Win pounds 2,000 and have your story published
The Independent/ Scholastic Story of the Year Competition, now in its sixth successful year, aims to encourage top writing for the very difficult to please six to nine year old age group.

To help you meet the challenge, some of our most successful novelists and scriptwriters will be explaining how they set about writing a page- turning narrative.

This week, Robert Harris, author of the international best-sellers, Fatherland and Enigma, tells Nicole Veash about his approach to telling a story and developing characters.

'I just love all the twists and turns'

"People always say 'write what you know', but I have never written about anything I have experienced directly. For every 10 facts I know about the world I am writing of, I might only reveal three, but I think the reader senses you know more and that helps give depth to a book.

I usually start writing the book quite early on into my research, and then I throw all those pages away. I suppose I feel my way in and then there comes a moment when everything works and the novel comes out quite fast. I only write one draft, make the necessary corrections, then send it off. I can't understand how some writers can go back and totally re- write their books.

Character, character, character - it might be a cliche - but character is really the most important thing. If the main character does not engage, then the book is not going to work. My characters all come from my head. I don't base them on people I know, apart from the odd visual characteristic.

Characters should do unexpected things, like in real life. There is no denying that characterisation is very hard. In fact probably the most mysterious thing in the whole business is how to write a rounded character.

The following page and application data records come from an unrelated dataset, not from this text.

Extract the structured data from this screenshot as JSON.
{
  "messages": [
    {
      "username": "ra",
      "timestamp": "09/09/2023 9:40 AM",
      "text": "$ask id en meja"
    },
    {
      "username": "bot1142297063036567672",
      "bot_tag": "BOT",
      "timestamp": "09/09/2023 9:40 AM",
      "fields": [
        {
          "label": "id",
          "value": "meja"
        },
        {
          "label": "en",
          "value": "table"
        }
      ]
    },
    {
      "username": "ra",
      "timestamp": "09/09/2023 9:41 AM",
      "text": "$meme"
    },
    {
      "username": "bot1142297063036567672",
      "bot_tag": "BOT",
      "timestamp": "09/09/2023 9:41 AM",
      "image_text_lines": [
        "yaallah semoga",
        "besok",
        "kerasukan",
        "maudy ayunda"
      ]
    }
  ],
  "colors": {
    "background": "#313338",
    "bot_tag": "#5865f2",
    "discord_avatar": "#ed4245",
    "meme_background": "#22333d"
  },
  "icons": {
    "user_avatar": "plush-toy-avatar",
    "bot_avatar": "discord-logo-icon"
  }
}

I like my characters to do things and see things. They should go to different places, so you get a sense of breadth.

Dialogue is fantastically important. It should carry the story forward, of course, but it should also delineate irony and reveal something about a character with subtle undertones. I always read my dialogue aloud to see if it works.

Plot is very unfashionable just now. No matter how beautifully a book is written it doesn't work for me unless the story is going somewhere. I just love all the twists and turns of story-telling.

Making the book a page turner is something I seem to do naturally, but there is a basic level of craft. Each sentence should end with a mini climax, as should each paragraph and each chapter. You should always provide something to keep a reader going."

competition Rules

Story of the Year 6 offers a pounds 2,000 prize for the winner, with pounds 500 each for two runners up. The top 10 stories will be published in an anthology by Scholastic Children's Books. You are invited to submit stories of 1,500-2,500 words which must arrive on or before 28 February 1998 at: PO BOX 21302 LONDON WC1A 1PE. You may enter only once and entries must be made by the writer, not on his/her behalf. Entries must be typewritten, double-spaced and on one side of the paper only. We will not accept stories with illustrations. Manuscripts will not be returned, so please keep a copy. All entries must be unpublished, but published writers may enter with new material. Each entry must be submitted with both a cover page and title page. The cover page must feature the story title, and the entrant's name, address and telephone number. The title page must feature only the title of the story. The story should start on a new page, and the author's name must not feature on any of these pages, so that all entries can be judged anonymously. The winning story will be published in The Independent subsequent to the final judging of the competition which concludes on 22 May 1998. The top three stories and up to 10 others will be published in the autumn, in the anthology Story of the Year 6 by Scholastic Children's Books.

The competition is not open to employees of, or relatives of employees of Scholastic Ltd or Newspaper Publishing plc or anyone connected with the competition. Proof of posting cannot be accepted as proof of delivery. No responsibility can be accepted for entries which are delayed, damaged, mislaid or wrongly delivered. The judges' decision is final and no correspondence will be entered into. Entry grants to Scholastic Ltd the exclusive right to publish an entrant's story in all formats throughout the world for the full legal term of copyright. A copy of the form of the contract may be obtained on application to Scholastic Ltd. By submitting an entry an entrant agrees to be bound by the terms of and to sign this agreement if called upon to do so. Any story chosen for publication in the anthology that does not win one of the top three cash prizes will receive a fee of pounds 200. Any entry not submitted in the form specified will be deemed invalid. If your story is not published in the anthology or in the newspaper by the end of December 1998, these rights revert to you. Entry into this competition implies acceptance of these rules.